## DATA SECTION
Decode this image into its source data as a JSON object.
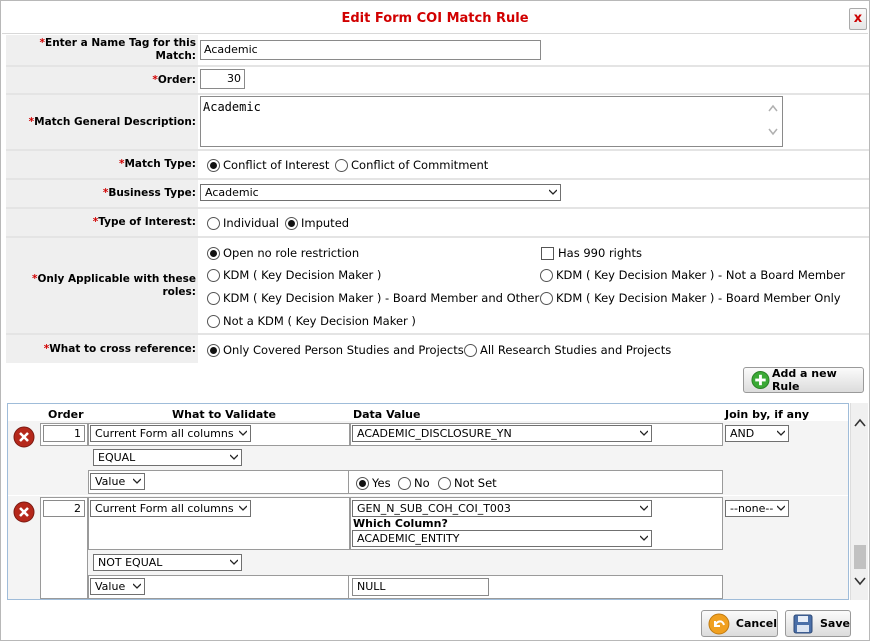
{
  "dialog": {
    "title": "Edit Form COI Match Rule",
    "close_label": "x"
  },
  "form": {
    "name_tag": {
      "label": "Enter a Name Tag for this Match:",
      "value": "Academic"
    },
    "order": {
      "label": "Order:",
      "value": "30"
    },
    "description": {
      "label": "Match General Description:",
      "value": "Academic"
    },
    "match_type": {
      "label": "Match Type:",
      "options": [
        "Conflict of Interest",
        "Conflict of Commitment"
      ],
      "selected": "Conflict of Interest"
    },
    "business_type": {
      "label": "Business Type:",
      "value": "Academic"
    },
    "type_of_interest": {
      "label": "Type of Interest:",
      "options": [
        "Individual",
        "Imputed"
      ],
      "selected": "Imputed"
    },
    "roles": {
      "label": "Only Applicable with these roles:",
      "options": [
        "Open no role restriction",
        "Has 990 rights",
        "KDM ( Key Decision Maker )",
        "KDM ( Key Decision Maker ) - Not a Board Member",
        "KDM ( Key Decision Maker ) - Board Member and Other",
        "KDM ( Key Decision Maker ) - Board Member Only",
        "Not a KDM ( Key Decision Maker )"
      ],
      "selected": "Open no role restriction"
    },
    "cross_reference": {
      "label": "What to cross reference:",
      "options": [
        "Only Covered Person Studies and Projects",
        "All Research Studies and Projects"
      ],
      "selected": "Only Covered Person Studies and Projects"
    }
  },
  "required_marker": "*",
  "add_rule_label": "Add a new Rule",
  "rules_table": {
    "headers": [
      "Order",
      "What to Validate",
      "Data Value",
      "Join by, if any"
    ],
    "rules": [
      {
        "order": "1",
        "validate": "Current Form all columns",
        "data_value": "ACADEMIC_DISCLOSURE_YN",
        "join": "AND",
        "operator": "EQUAL",
        "value_type": "Value",
        "value_options": [
          "Yes",
          "No",
          "Not Set"
        ],
        "value_selected": "Yes"
      },
      {
        "order": "2",
        "validate": "Current Form all columns",
        "data_value": "GEN_N_SUB_COH_COI_T003",
        "which_column_label": "Which Column?",
        "which_column": "ACADEMIC_ENTITY",
        "join": "--none--",
        "operator": "NOT EQUAL",
        "value_type": "Value",
        "value_text": "NULL"
      }
    ]
  },
  "footer": {
    "cancel_label": "Cancel",
    "save_label": "Save"
  },
  "colors": {
    "title_red": "#d10000",
    "label_bg": "#efefef",
    "add_icon_green": "#3aa935",
    "delete_icon_red": "#b5281b"
  }
}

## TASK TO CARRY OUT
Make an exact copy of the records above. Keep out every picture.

## SOLVED EXERCISE
Decode this image into its source data as a JSON object.
{
  "dialog": {
    "title": "Edit Form COI Match Rule",
    "close_label": "x"
  },
  "form": {
    "name_tag": {
      "label": "Enter a Name Tag for this Match:",
      "value": "Academic"
    },
    "order": {
      "label": "Order:",
      "value": "30"
    },
    "description": {
      "label": "Match General Description:",
      "value": "Academic"
    },
    "match_type": {
      "label": "Match Type:",
      "options": [
        "Conflict of Interest",
        "Conflict of Commitment"
      ],
      "selected": "Conflict of Interest"
    },
    "business_type": {
      "label": "Business Type:",
      "value": "Academic"
    },
    "type_of_interest": {
      "label": "Type of Interest:",
      "options": [
        "Individual",
        "Imputed"
      ],
      "selected": "Imputed"
    },
    "roles": {
      "label": "Only Applicable with these roles:",
      "options": [
        "Open no role restriction",
        "Has 990 rights",
        "KDM ( Key Decision Maker )",
        "KDM ( Key Decision Maker ) - Not a Board Member",
        "KDM ( Key Decision Maker ) - Board Member and Other",
        "KDM ( Key Decision Maker ) - Board Member Only",
        "Not a KDM ( Key Decision Maker )"
      ],
      "selected": "Open no role restriction"
    },
    "cross_reference": {
      "label": "What to cross reference:",
      "options": [
        "Only Covered Person Studies and Projects",
        "All Research Studies and Projects"
      ],
      "selected": "Only Covered Person Studies and Projects"
    }
  },
  "required_marker": "*",
  "add_rule_label": "Add a new Rule",
  "rules_table": {
    "headers": [
      "Order",
      "What to Validate",
      "Data Value",
      "Join by, if any"
    ],
    "rules": [
      {
        "order": "1",
        "validate": "Current Form all columns",
        "data_value": "ACADEMIC_DISCLOSURE_YN",
        "join": "AND",
        "operator": "EQUAL",
        "value_type": "Value",
        "value_options": [
          "Yes",
          "No",
          "Not Set"
        ],
        "value_selected": "Yes"
      },
      {
        "order": "2",
        "validate": "Current Form all columns",
        "data_value": "GEN_N_SUB_COH_COI_T003",
        "which_column_label": "Which Column?",
        "which_column": "ACADEMIC_ENTITY",
        "join": "--none--",
        "operator": "NOT EQUAL",
        "value_type": "Value",
        "value_text": "NULL"
      }
    ]
  },
  "footer": {
    "cancel_label": "Cancel",
    "save_label": "Save"
  },
  "colors": {
    "title_red": "#d10000",
    "label_bg": "#efefef",
    "add_icon_green": "#3aa935",
    "delete_icon_red": "#b5281b"
  }
}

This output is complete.